START Data to use
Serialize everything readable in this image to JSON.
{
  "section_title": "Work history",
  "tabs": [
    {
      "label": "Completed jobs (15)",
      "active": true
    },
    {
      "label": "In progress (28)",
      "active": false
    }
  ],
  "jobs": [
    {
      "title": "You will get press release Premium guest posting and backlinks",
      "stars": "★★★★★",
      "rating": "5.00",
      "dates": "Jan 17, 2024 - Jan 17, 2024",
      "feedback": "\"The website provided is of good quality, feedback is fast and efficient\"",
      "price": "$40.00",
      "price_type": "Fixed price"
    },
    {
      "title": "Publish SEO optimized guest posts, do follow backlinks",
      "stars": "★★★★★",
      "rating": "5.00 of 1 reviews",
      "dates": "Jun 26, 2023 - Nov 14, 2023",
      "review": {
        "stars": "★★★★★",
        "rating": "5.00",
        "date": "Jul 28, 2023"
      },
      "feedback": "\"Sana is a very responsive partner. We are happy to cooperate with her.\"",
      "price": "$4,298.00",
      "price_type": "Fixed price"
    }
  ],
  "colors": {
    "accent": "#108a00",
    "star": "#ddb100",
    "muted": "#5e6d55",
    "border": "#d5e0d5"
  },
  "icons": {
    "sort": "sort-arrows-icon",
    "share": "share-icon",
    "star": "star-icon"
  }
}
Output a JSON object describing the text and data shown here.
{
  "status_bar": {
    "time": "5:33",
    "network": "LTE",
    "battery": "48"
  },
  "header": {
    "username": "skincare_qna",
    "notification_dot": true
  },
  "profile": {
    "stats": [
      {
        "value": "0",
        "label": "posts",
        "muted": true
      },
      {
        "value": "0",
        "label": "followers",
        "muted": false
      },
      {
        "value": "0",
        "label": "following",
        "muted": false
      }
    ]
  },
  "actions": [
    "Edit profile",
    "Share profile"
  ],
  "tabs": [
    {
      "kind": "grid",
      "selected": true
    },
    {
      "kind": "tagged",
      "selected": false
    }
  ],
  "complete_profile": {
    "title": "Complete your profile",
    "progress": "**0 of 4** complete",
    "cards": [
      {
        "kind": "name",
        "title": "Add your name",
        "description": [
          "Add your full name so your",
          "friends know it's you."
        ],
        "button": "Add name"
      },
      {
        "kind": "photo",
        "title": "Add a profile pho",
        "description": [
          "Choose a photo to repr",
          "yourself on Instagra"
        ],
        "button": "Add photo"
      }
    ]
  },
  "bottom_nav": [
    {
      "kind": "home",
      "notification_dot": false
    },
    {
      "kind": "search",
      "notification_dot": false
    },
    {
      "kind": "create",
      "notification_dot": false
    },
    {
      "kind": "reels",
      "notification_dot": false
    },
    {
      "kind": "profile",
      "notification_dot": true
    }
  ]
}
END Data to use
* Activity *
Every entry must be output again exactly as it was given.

* Task answer *
Serialize everything readable in this image to JSON.
{
  "section_title": "Work history",
  "tabs": [
    {
      "label": "Completed jobs (15)",
      "active": true
    },
    {
      "label": "In progress (28)",
      "active": false
    }
  ],
  "jobs": [
    {
      "title": "You will get press release Premium guest posting and backlinks",
      "stars": "★★★★★",
      "rating": "5.00",
      "dates": "Jan 17, 2024 - Jan 17, 2024",
      "feedback": "\"The website provided is of good quality, feedback is fast and efficient\"",
      "price": "$40.00",
      "price_type": "Fixed price"
    },
    {
      "title": "Publish SEO optimized guest posts, do follow backlinks",
      "stars": "★★★★★",
      "rating": "5.00 of 1 reviews",
      "dates": "Jun 26, 2023 - Nov 14, 2023",
      "review": {
        "stars": "★★★★★",
        "rating": "5.00",
        "date": "Jul 28, 2023"
      },
      "feedback": "\"Sana is a very responsive partner. We are happy to cooperate with her.\"",
      "price": "$4,298.00",
      "price_type": "Fixed price"
    }
  ],
  "colors": {
    "accent": "#108a00",
    "star": "#ddb100",
    "muted": "#5e6d55",
    "border": "#d5e0d5"
  },
  "icons": {
    "sort": "sort-arrows-icon",
    "share": "share-icon",
    "star": "star-icon"
  }
}
Output a JSON object describing the text and data shown here.
{
  "status_bar": {
    "time": "5:33",
    "network": "LTE",
    "battery": "48"
  },
  "header": {
    "username": "skincare_qna",
    "notification_dot": true
  },
  "profile": {
    "stats": [
      {
        "value": "0",
        "label": "posts",
        "muted": true
      },
      {
        "value": "0",
        "label": "followers",
        "muted": false
      },
      {
        "value": "0",
        "label": "following",
        "muted": false
      }
    ]
  },
  "actions": [
    "Edit profile",
    "Share profile"
  ],
  "tabs": [
    {
      "kind": "grid",
      "selected": true
    },
    {
      "kind": "tagged",
      "selected": false
    }
  ],
  "complete_profile": {
    "title": "Complete your profile",
    "progress": "**0 of 4** complete",
    "cards": [
      {
        "kind": "name",
        "title": "Add your name",
        "description": [
          "Add your full name so your",
          "friends know it's you."
        ],
        "button": "Add name"
      },
      {
        "kind": "photo",
        "title": "Add a profile pho",
        "description": [
          "Choose a photo to repr",
          "yourself on Instagra"
        ],
        "button": "Add photo"
      }
    ]
  },
  "bottom_nav": [
    {
      "kind": "home",
      "notification_dot": false
    },
    {
      "kind": "search",
      "notification_dot": false
    },
    {
      "kind": "create",
      "notification_dot": false
    },
    {
      "kind": "reels",
      "notification_dot": false
    },
    {
      "kind": "profile",
      "notification_dot": true
    }
  ]
}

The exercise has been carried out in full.